Junior Quant Analyst (Machine Learning, SQL, VBA)

£30000 - £50000 per annum: Harrington Starr: Junior Quant Analyst (Machine Lea...

Day In a Page

All this talk of an ‘apocalyptic’ threat is simply childish

Robert Fisk: All this talk of an ‘apocalyptic’ threat is simply childish

Chuck Hagel and Martin Dempsey were pure Hollywood. They only needed Tom Cruise
Mafia Dons: is the Camorra in control of the Granite City?

Mafia Dons: is the Camorra in control of the Granite City?

So claims an EU report which points to the Italian Mob’s alleged grip on everything from public works to property
Emmys look set to overhaul the Oscars as Hollywood’s prize draw

Emmys look set to overhaul the Oscars as Hollywood’s prize draw

Once the poor relation, the awards show now has the top stars and boasts the best drama
What happens to African migrants once they land in Italy during the summer?

What happens to migrants once they land in Italy?

Memphis Barker follows their trail through southern Europe
French connection: After 1,300 years, there’s a bridge to Mont Saint-Michel

French connection: After 1,300 years, there’s a bridge to Mont Saint-Michel

The ugly causeway is being dismantled, an elegant connection erected in its place. So everyone’s happy, right?
Frank Mugisha: Uganda's most outspoken gay rights activist on changing people's attitudes, coming out, and the threat of being attacked

Frank Mugisha: 'Coming out was a gradual process '

Uganda's most outspoken gay rights activist on changing people's attitudes, coming out, and the threat of being attacked
Radio 1 to hire 'YouTube-famous' vloggers to broadcast online

Radio 1’s new top ten

The ‘vloggers’ signed up to find twentysomething audience
David Abraham: Big ideas for the small screen

David Abraham: Big ideas for the small screen

A blistering attack on US influence on British television has lifted the savvy head of Channel 4 out of the shadows
Florence Knight's perfect picnic: Make the most of summer's last Bank Holiday weekend

Florence Knight's perfect picnic

Polpetto's head chef shares her favourite recipes from Iced Earl Grey tea to baked peaches, mascarpone & brown sugar meringues...
Horst P Horst: The fashion photography genius who inspired Madonna comes to the V&A

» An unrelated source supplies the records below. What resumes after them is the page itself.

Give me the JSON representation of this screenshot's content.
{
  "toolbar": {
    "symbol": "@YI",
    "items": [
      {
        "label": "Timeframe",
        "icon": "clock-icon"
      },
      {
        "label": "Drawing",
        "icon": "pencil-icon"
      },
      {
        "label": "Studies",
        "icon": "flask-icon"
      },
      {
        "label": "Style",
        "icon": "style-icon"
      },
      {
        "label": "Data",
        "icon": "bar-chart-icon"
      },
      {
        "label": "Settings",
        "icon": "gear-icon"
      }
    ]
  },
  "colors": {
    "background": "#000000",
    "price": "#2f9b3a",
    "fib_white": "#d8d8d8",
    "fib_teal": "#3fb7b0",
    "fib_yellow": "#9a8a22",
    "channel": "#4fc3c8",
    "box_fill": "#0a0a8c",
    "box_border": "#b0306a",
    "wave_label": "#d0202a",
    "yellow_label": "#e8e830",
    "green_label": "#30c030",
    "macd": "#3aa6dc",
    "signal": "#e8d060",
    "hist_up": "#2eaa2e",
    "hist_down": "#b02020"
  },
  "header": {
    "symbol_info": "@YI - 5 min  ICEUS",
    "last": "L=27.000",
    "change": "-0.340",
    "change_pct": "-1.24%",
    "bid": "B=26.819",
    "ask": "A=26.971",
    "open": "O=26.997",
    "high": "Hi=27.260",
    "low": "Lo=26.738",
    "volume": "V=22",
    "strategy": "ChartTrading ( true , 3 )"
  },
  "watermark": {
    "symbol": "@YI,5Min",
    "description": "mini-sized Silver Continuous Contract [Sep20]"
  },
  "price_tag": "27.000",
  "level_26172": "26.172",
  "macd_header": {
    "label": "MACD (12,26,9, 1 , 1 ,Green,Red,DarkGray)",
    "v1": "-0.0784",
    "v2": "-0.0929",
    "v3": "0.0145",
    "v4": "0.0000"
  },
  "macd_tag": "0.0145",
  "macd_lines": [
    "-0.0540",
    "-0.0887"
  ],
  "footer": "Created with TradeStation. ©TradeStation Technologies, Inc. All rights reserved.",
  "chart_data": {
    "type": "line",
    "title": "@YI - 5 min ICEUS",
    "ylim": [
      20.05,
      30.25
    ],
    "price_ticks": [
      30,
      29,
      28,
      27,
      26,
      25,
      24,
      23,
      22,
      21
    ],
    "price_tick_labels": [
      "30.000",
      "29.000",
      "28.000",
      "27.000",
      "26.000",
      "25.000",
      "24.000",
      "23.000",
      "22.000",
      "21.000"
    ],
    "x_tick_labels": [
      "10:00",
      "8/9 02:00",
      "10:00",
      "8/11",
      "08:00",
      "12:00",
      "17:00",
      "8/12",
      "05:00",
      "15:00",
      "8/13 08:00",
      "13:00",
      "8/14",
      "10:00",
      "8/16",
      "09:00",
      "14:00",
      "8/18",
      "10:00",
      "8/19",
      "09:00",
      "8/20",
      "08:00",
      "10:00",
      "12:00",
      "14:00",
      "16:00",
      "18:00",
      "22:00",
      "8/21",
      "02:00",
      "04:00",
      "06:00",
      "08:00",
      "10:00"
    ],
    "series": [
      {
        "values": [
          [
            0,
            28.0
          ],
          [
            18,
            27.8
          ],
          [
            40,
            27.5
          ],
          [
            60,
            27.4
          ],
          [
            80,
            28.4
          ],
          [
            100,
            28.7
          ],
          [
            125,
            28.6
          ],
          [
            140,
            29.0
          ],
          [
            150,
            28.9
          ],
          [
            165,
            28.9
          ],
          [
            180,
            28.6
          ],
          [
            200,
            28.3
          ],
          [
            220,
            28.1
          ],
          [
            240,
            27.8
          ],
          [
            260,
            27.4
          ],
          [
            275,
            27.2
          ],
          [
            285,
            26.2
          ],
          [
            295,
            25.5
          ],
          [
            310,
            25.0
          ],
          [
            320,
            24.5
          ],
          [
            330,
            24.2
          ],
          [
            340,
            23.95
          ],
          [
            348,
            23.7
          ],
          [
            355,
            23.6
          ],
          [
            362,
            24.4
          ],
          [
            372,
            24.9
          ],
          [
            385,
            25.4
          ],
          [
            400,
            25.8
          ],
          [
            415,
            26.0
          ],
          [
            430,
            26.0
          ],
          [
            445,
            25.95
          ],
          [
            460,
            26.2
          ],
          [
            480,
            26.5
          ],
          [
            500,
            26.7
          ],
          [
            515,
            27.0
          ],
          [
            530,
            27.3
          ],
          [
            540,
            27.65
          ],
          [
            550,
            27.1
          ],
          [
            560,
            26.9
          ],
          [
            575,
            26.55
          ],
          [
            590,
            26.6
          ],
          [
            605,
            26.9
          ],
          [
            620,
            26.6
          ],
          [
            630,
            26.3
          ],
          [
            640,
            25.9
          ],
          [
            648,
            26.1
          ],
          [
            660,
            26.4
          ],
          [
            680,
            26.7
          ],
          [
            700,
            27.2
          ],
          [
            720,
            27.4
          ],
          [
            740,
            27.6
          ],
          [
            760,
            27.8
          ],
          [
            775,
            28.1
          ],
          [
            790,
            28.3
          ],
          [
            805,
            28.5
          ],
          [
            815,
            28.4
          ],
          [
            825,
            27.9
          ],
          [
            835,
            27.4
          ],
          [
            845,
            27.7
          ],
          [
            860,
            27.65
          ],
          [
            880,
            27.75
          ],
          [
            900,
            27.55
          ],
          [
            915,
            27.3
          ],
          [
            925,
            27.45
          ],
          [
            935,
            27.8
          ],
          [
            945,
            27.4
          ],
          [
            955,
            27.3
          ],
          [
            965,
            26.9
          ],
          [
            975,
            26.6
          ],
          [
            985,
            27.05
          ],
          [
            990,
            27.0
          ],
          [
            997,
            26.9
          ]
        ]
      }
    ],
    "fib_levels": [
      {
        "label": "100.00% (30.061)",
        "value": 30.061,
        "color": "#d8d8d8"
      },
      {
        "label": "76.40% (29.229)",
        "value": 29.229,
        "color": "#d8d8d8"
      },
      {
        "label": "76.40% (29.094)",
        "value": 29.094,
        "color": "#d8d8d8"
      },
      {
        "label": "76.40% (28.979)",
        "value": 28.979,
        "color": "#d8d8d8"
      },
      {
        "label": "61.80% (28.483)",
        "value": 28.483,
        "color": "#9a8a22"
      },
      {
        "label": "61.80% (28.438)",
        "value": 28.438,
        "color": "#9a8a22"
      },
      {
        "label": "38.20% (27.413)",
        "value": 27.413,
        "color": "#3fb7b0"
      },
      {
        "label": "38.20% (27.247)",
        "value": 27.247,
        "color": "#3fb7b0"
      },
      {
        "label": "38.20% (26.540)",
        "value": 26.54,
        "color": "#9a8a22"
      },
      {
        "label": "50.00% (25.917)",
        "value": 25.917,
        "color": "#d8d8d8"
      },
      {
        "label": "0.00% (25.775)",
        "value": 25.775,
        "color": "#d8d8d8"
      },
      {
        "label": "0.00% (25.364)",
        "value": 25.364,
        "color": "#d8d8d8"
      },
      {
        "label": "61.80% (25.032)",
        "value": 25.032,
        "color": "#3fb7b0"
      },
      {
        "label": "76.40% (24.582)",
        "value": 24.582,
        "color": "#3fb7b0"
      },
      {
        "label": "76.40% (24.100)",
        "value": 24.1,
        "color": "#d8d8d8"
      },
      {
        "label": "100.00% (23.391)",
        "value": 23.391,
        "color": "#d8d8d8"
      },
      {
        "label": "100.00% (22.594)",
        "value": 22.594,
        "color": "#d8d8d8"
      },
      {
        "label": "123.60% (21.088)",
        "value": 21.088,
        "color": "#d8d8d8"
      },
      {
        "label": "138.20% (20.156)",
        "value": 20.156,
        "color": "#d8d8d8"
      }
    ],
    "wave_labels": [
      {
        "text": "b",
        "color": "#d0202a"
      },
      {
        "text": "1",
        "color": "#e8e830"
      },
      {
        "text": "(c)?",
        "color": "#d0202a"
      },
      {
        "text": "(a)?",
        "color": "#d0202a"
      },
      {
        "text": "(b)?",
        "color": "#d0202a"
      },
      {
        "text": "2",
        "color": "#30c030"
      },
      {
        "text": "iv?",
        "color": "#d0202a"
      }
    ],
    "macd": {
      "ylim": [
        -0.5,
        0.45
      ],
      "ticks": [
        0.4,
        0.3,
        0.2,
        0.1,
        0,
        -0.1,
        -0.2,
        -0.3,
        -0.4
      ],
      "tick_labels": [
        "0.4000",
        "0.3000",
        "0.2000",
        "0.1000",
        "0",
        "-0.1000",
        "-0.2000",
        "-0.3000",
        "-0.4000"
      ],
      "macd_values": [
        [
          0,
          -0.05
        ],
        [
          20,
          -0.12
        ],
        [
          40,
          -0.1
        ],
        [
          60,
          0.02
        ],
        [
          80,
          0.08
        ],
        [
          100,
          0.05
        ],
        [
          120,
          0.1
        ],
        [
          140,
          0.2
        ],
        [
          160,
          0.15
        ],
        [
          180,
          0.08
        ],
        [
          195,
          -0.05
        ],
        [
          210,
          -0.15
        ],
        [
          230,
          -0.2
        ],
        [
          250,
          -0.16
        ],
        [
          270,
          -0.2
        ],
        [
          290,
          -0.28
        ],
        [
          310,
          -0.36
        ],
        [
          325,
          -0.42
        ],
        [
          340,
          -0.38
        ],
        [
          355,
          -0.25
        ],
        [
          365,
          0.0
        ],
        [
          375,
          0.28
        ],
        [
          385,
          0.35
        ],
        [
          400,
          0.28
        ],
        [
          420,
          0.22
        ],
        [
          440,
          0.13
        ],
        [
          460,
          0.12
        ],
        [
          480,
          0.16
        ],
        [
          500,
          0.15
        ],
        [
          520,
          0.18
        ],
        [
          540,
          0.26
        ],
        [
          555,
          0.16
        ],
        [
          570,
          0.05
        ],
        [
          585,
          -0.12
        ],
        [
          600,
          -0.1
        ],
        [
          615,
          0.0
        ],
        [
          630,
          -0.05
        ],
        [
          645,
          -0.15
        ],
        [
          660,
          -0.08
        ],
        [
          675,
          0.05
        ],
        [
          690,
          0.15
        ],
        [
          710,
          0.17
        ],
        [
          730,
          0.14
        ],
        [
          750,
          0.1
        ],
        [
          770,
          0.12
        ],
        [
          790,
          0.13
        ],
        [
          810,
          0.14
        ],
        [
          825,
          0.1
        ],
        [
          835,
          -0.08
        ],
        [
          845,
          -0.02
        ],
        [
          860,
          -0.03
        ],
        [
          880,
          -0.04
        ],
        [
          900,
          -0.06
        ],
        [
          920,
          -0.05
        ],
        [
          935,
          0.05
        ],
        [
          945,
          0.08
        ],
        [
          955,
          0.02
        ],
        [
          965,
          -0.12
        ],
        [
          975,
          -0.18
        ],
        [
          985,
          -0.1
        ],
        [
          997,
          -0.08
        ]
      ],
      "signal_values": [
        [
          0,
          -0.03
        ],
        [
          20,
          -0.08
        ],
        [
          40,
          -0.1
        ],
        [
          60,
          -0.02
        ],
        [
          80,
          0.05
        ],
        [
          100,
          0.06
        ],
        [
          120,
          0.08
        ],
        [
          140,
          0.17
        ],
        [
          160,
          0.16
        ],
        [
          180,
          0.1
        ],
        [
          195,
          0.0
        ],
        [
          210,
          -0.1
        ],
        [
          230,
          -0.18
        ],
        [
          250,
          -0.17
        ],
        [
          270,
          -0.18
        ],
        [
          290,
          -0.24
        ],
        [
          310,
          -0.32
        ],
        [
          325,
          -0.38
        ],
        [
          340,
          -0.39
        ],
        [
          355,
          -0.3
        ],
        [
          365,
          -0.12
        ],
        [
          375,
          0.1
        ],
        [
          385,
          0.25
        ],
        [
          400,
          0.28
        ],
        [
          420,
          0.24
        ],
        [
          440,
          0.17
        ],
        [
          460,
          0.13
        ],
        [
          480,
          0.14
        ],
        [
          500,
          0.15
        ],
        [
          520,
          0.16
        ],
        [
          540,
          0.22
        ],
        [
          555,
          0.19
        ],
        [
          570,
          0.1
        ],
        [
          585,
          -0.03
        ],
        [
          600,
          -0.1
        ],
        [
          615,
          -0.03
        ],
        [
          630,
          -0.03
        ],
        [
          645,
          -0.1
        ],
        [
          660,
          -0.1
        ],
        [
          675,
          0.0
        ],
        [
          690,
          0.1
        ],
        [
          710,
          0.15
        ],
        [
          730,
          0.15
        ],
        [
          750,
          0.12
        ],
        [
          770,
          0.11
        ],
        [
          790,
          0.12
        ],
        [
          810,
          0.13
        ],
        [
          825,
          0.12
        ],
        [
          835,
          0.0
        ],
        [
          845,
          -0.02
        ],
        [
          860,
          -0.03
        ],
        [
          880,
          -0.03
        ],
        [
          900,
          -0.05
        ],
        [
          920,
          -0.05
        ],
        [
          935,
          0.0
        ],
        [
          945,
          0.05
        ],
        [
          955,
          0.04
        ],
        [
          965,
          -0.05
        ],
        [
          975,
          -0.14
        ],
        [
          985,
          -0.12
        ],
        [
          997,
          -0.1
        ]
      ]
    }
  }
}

Horst P Horst comes to the V&A

The London's museum has delved into its archives to stage a far-reaching retrospective celebrating the photographer's six decades of creativity
Mark Hix recipes: Try our chef's summery soups for a real seasonal refresher

Mark Hix's summery soups

Soup isn’t just about comforting broths and steaming hot bowls...
Tim Sherwood column: 'It started as a three-horse race but turned into the Grand National'

Tim Sherwood column

I would have taken the Crystal Palace job if I’d been offered it soon after my interview... but the whole process dragged on so I had to pull out
Eden Hazard: Young, gifted... not yet perfect

Eden Hazard: Young, gifted... not yet perfect

Eden Hazard admits he is still below the level of Ronaldo and Messi but, after a breakthrough season, is ready to thrill Chelsea’s fans
Tim Howard: I’m an old dog. I don’t get too excited

Tim Howard: I’m an old dog. I don’t get too excited

The Everton and US goalkeeper was such a star at the World Cup that the President phoned to congratulate him... not that he knows what the fuss is all about
Match of the Day at 50: Show reminds us that even the most revered BBC institution may have a finite lifespan – thanks to the opposition

Tom Peck on Match of the Day at 50

The show reminds us that even the most revered BBC institution may have a finite lifespan – thanks to the opposition